US consumers seek content beyond their service provider
According to findings from market research firm The NPD Group, ‘throttling down’ is a bigger threat to television service providers than ‘cord cutting’.
The firm’s report – Entertainment Trends in America – suggests that many consumers are supplementing their pay television offerings from cable TV, satellite TV and IPTV operators. Looking beyond traditional basic and premium TV channels, subscribers are seeking TV programming and movies from Netflix and other video streaming services, as well as free streaming video from sites such as Hulu and YouTube.
According to NPD, among all subscribers to television-services (i.e., cable TV, satellite TV, or IPTV), 27 per cent also subscribe to Netflix, while almost half (46 per cent) also pay for a premium movie channel or sports channel. Nearly a quarter of television-service subscribers (24 per cent) watched movies via both paid and free video-on-demand (VOD) from their providers. Comcast led other companies in the percentage of their subscribers who use VOD (41 per cent), followed by Verizon (38 per cent), and Time-Warner Cable (20 per cent).
“Even though many consumers are paying for more content from their TV-service providers in the form of premium channels and video-on-demand, there’s still quite a lot of alternative video downloading and streaming activity going on,” said Russ Crupnick, senior vice president and entertainment analyst for The NPD Group. “There may also be too much emphasis on so-called ‘cord cutters’ who represent a small group, as opposed to potential ‘cord throttlers,’ who are a massive segment of the subscribing population.”
Three out of four (73 per cent) consumers who used Netflix, streamed video for free, or who paid for Internet-video downloads and rentals also have a cable, satellite, or IPTV subscription. “With all the various methods consumers now have to download video, TV-service providers would be in a better competitive position if they could expand their content offerings and improve on-screen search functionality,” Crupnick suggested.
Overall, 10 per cent of television-service subscribers streamed movies for free, and the same percentage streamed TV programmes for free; television networks themselves are the most popular sources for free online TV viewing. With a mean age of 37, OTT video viewers are five years younger than the average cable TV viewer; this group also includes more students who may be viewing on small screens in their bedrooms and dorm rooms.

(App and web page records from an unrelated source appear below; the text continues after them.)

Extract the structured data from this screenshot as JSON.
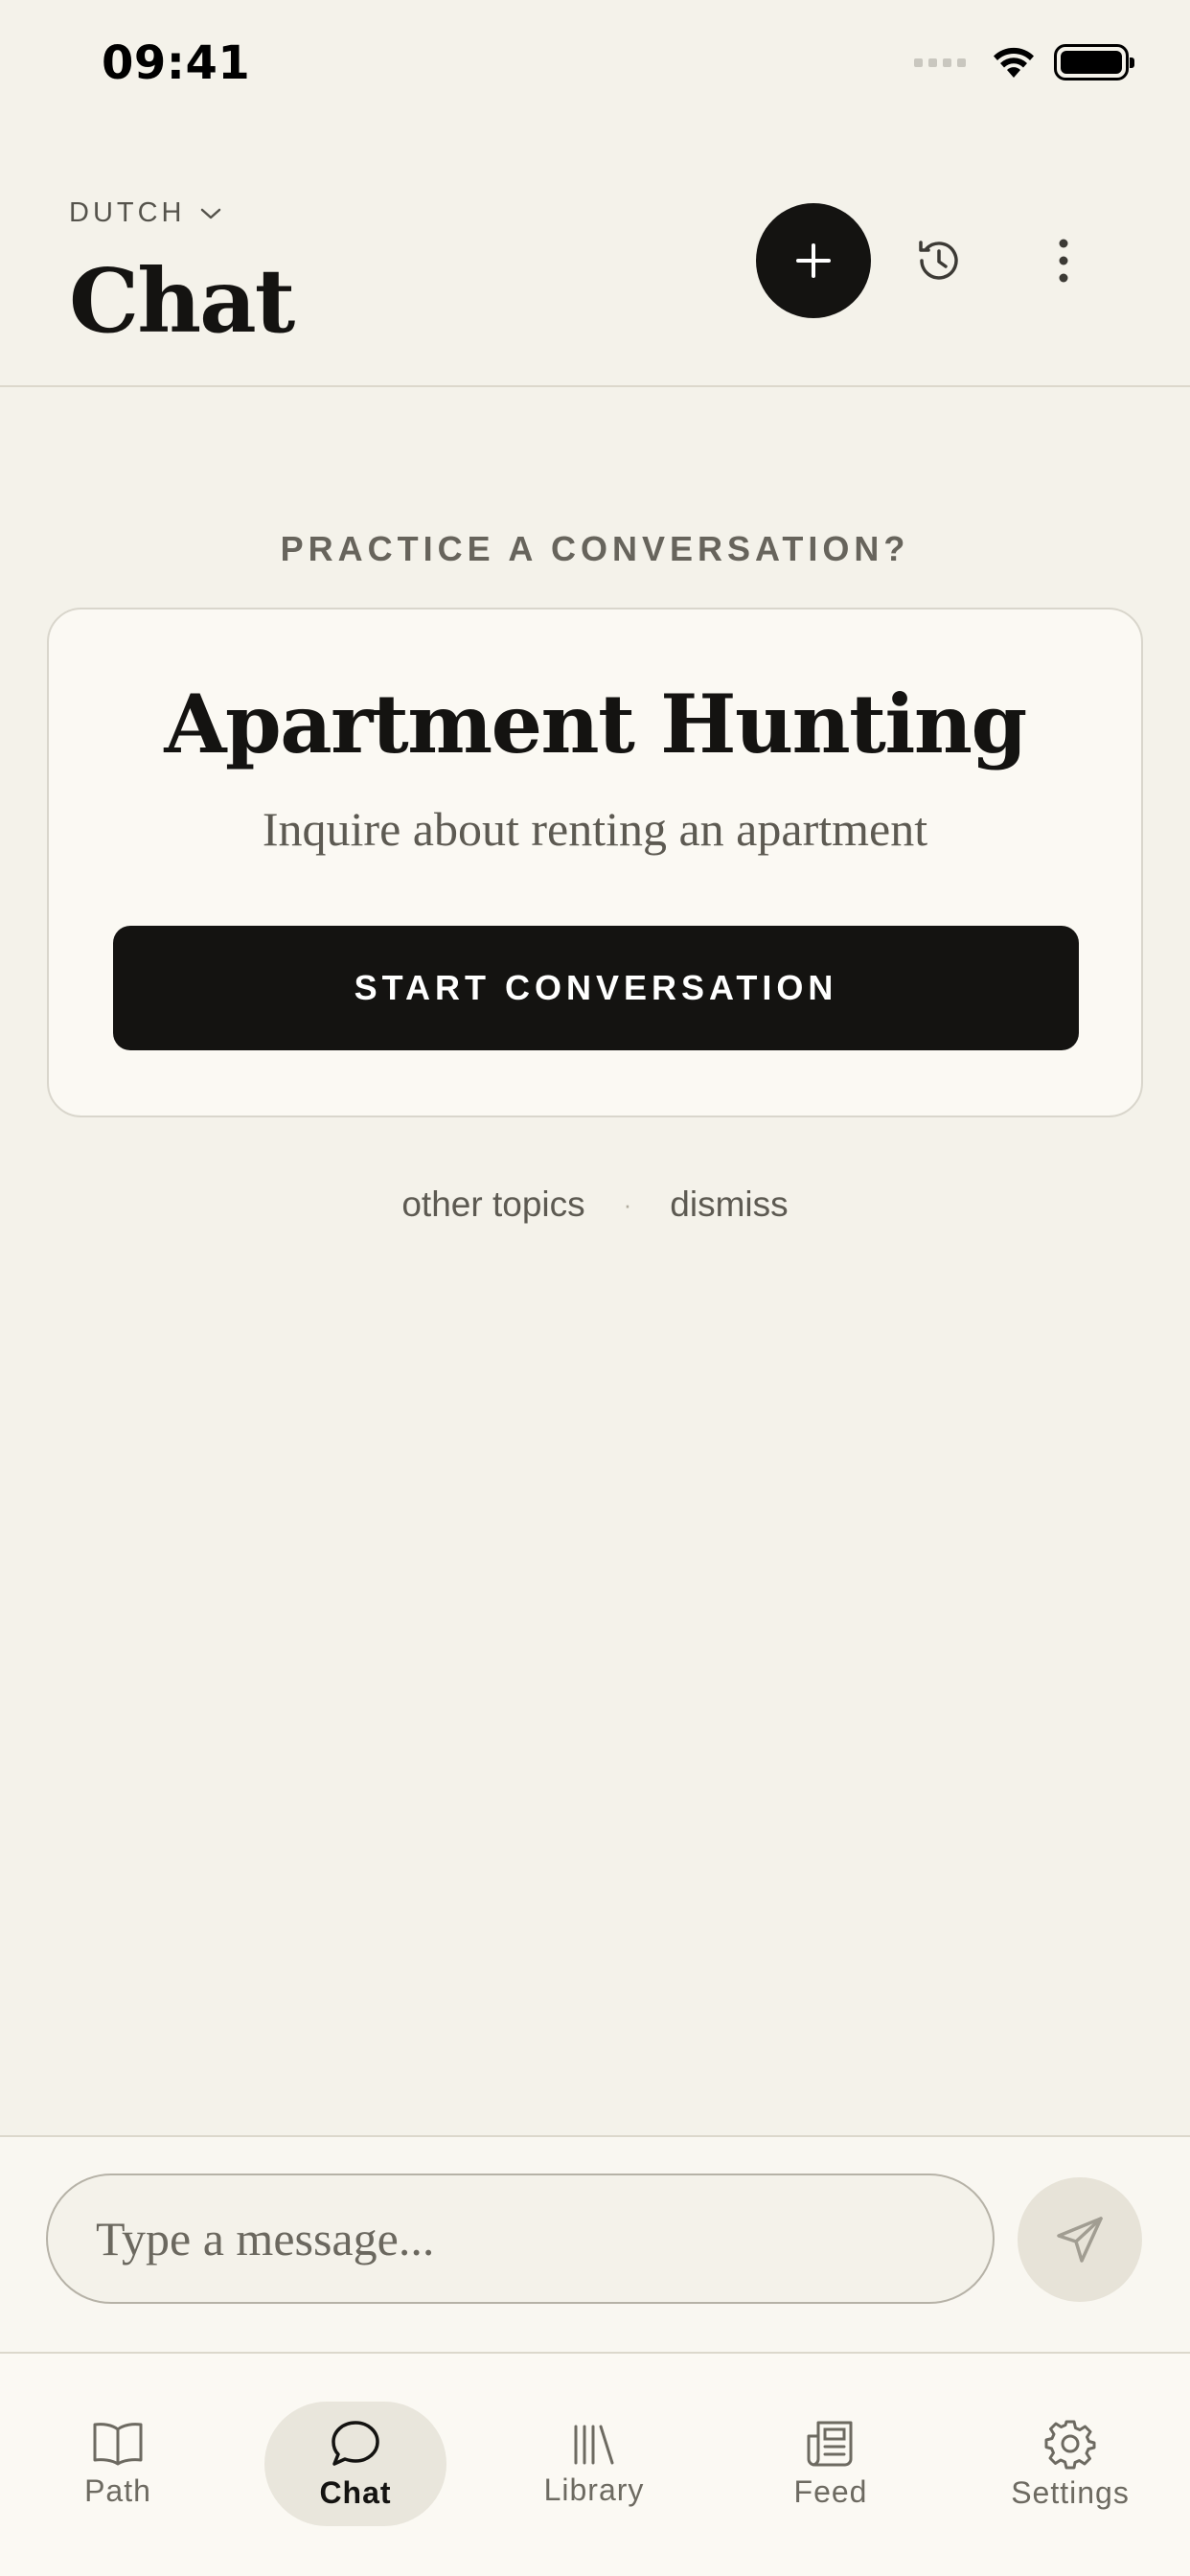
{
  "status_bar": {
    "time": "09:41"
  },
  "header": {
    "language": "DUTCH",
    "title": "Chat"
  },
  "suggestion": {
    "prompt": "PRACTICE A CONVERSATION?",
    "title": "Apartment Hunting",
    "subtitle": "Inquire about renting an apartment",
    "start_label": "START CONVERSATION",
    "other_topics_label": "other topics",
    "separator": "·",
    "dismiss_label": "dismiss"
  },
  "composer": {
    "placeholder": "Type a message..."
  },
  "tabs": [
    {
      "label": "Path",
      "icon": "book-icon",
      "active": false
    },
    {
      "label": "Chat",
      "icon": "chat-bubble-icon",
      "active": true
    },
    {
      "label": "Library",
      "icon": "library-icon",
      "active": false
    },
    {
      "label": "Feed",
      "icon": "newspaper-icon",
      "active": false
    },
    {
      "label": "Settings",
      "icon": "gear-icon",
      "active": false
    }
  ],
  "colors": {
    "background": "#f4f2ea",
    "card": "#fbf9f3",
    "primary": "#141311",
    "muted_text": "#5d5a52",
    "active_tab": "#e9e6dc"
  }
}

“Most movie and TV viewers who use OTT options also subscribe to cable TV, satellite TV, or IPTV services, where VOD and premium channels represent high margin add-ons,” Crupnick said. “These services provide operators with an opportunity to bond with their customers and gain more revenue per user. If the programming and user experience aren’t on par with digital alternatives, operators could find themselves increasingly sharing their customers with Netflix or other OTT services, like Apple TV and Roku.”